Texas residents feeling the sting of high insurance rates
September 22, 2014
While a few of the biggest cities in Texas offer residents some of the most affordable housing options in the nation—Houston, for example, has an average home price of less than $183,000, according to real estate information firm Redfin—homeowners in The Lone Star State are paying more for home insurance.
Home insurance rates continue to climb in Texas.
Texas finished with the third-highest home insurance premiums in the nation in 2011, the last year for which data is available, according to a recent survey from the National Association of Insurance Commissioners. Florida was in the top spot, while Louisiana checked in at No. 2.
“Texas is a catastrophe-prone state, and no part of our state is risk-free,” Patti Kelly, a spokeswoman for one of the nation's biggest insurers, told the Houston Chronicle.
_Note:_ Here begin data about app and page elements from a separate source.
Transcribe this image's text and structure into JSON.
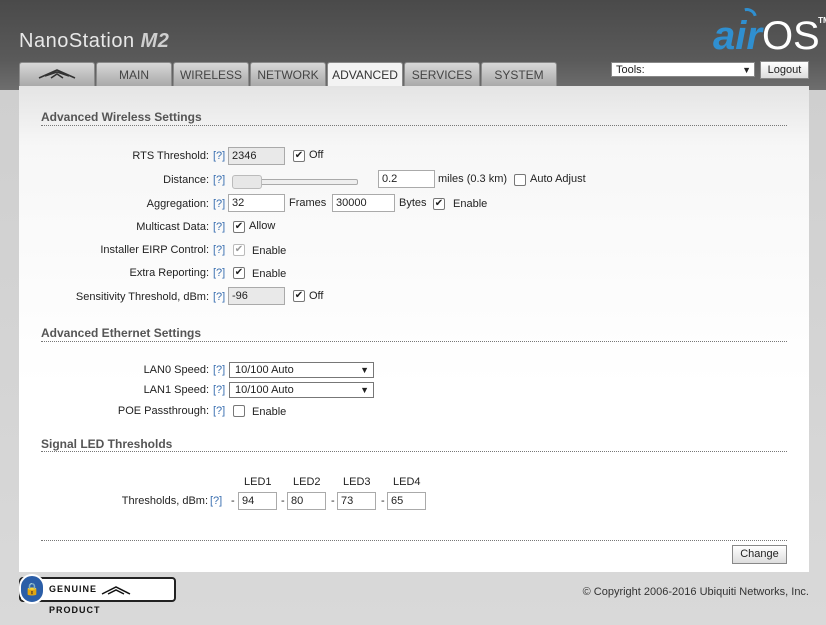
{
  "header": {
    "product": "NanoStation",
    "model": "M2",
    "brand_air": "air",
    "brand_os": "OS",
    "tm": "TM"
  },
  "tabs": [
    {
      "label": "",
      "icon": "ubiquiti-logo-icon"
    },
    {
      "label": "MAIN"
    },
    {
      "label": "WIRELESS"
    },
    {
      "label": "NETWORK"
    },
    {
      "label": "ADVANCED",
      "active": true
    },
    {
      "label": "SERVICES"
    },
    {
      "label": "SYSTEM"
    }
  ],
  "toolbar": {
    "tools_value": "Tools:",
    "logout_label": "Logout"
  },
  "wireless": {
    "title": "Advanced Wireless Settings",
    "rts_label": "RTS Threshold:",
    "rts_value": "2346",
    "rts_off_label": "Off",
    "rts_off_checked": true,
    "distance_label": "Distance:",
    "distance_value": "0.2",
    "distance_unit": "miles (0.3 km)",
    "auto_adjust_label": "Auto Adjust",
    "auto_adjust_checked": false,
    "aggregation_label": "Aggregation:",
    "frames_value": "32",
    "frames_label": "Frames",
    "bytes_value": "30000",
    "bytes_label": "Bytes",
    "aggregation_enable_label": "Enable",
    "aggregation_enable_checked": true,
    "multicast_label": "Multicast Data:",
    "multicast_allow_label": "Allow",
    "multicast_checked": true,
    "eirp_label": "Installer EIRP Control:",
    "eirp_enable_label": "Enable",
    "eirp_checked": true,
    "extra_label": "Extra Reporting:",
    "extra_enable_label": "Enable",
    "extra_checked": true,
    "sensitivity_label": "Sensitivity Threshold, dBm:",
    "sensitivity_value": "-96",
    "sensitivity_off_label": "Off",
    "sensitivity_off_checked": true
  },
  "help": "[?]",
  "ethernet": {
    "title": "Advanced Ethernet Settings",
    "lan0_label": "LAN0 Speed:",
    "lan0_value": "10/100 Auto",
    "lan1_label": "LAN1 Speed:",
    "lan1_value": "10/100 Auto",
    "poe_label": "POE Passthrough:",
    "poe_enable_label": "Enable",
    "poe_checked": false
  },
  "led": {
    "title": "Signal LED Thresholds",
    "headers": [
      "LED1",
      "LED2",
      "LED3",
      "LED4"
    ],
    "label": "Thresholds, dBm:",
    "values": [
      "94",
      "80",
      "73",
      "65"
    ],
    "dash": "-"
  },
  "change_label": "Change",
  "footer": {
    "genuine": "GENUINE",
    "product": "PRODUCT",
    "copyright": "© Copyright 2006-2016 Ubiquiti Networks, Inc."
  }
}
Kelly said policyholders in the state are “vulnerable to significant losses caused by high winds, hailstorms, hurricanes and wildfires.” She added the number of claims and cost per claim continues to rise throughout the state.
Beaman Floyd, executive director of the Texas Coalition for Affordable Insurance Solutions, which is based in Austin, told the Chronicle rates must be linked to a trio of factors: cost, expense and risk.
“Indications are there are significant risks in the Texas marketplace, and these rate filings are in line with that risk,” Floyd said.
Hikes continue regardless of objections
Despite statewide protests, Julia Rathgeber, the Texas insurance commissioner, has enabled the state's three largest home insurers to levy substantial insurance premium hikes for approximately 67 percent of Texas policyholders, according to The Dallas Morning News. Rathgeber has the power to reject any new rates that are deemed exorbitant. She also has the ability to order refunds.
The insurance companies said the higher rates are warranted because of harmful weather patterns throughout the state, including hurricanes in the Gulf Coast and hailstorms in North Texas. Rathgeber's office told The Dallas Morning News the surge in rates is under review. Still, higher rates have already started showing up on renewal notices since the start of the year.
Insurance rate hikes aren't stopping for Texas residents
Alex Winslow, executive director of Texas Watch, a consumer protection and citizen advocacy firm, told The Dallas Morning News that Texas residents should not hold their breath regarding insurance premiums going down anytime soon.
“I expect to see more rate increases coming down the pike later this year or early next year,” Winslow said. “It's become an annual event where the companies file for higher rates and then implement them without objection.”
Winslow said he's noticed a “pattern with the major insurance companies of continuously raising rates.” He added that he hasn't seen any valid grounds for the severe price spikes.
Homeowners in The Lone Star State who are unhappy with their current insurance premiums or policies should contact SelectQuote Auto & Home Insurance. SelectQuote provides users with comparison shopping, allowing them to choose from a dozen of the nation's blue-chip insurers to find the best policy for their individual needs.
Texas insurers continue to make big gains
The Dallas Morning News reported the three largest insurance providers in Texas—Allstate, Farmers and State Farm—all reported vastly improved bottom lines from 2012 to 2013 as they ratcheted up profits.
To cover property losses, Texas insurers doled out 44.8 percent of their premiums in 2013. In the year prior, insurance companies used 54.5 percent of premiums to pay for their losses, which is why profits went up. A loss ratio of 60 percent or lower is considered a prime goal for insurance companies, according to the Morning News.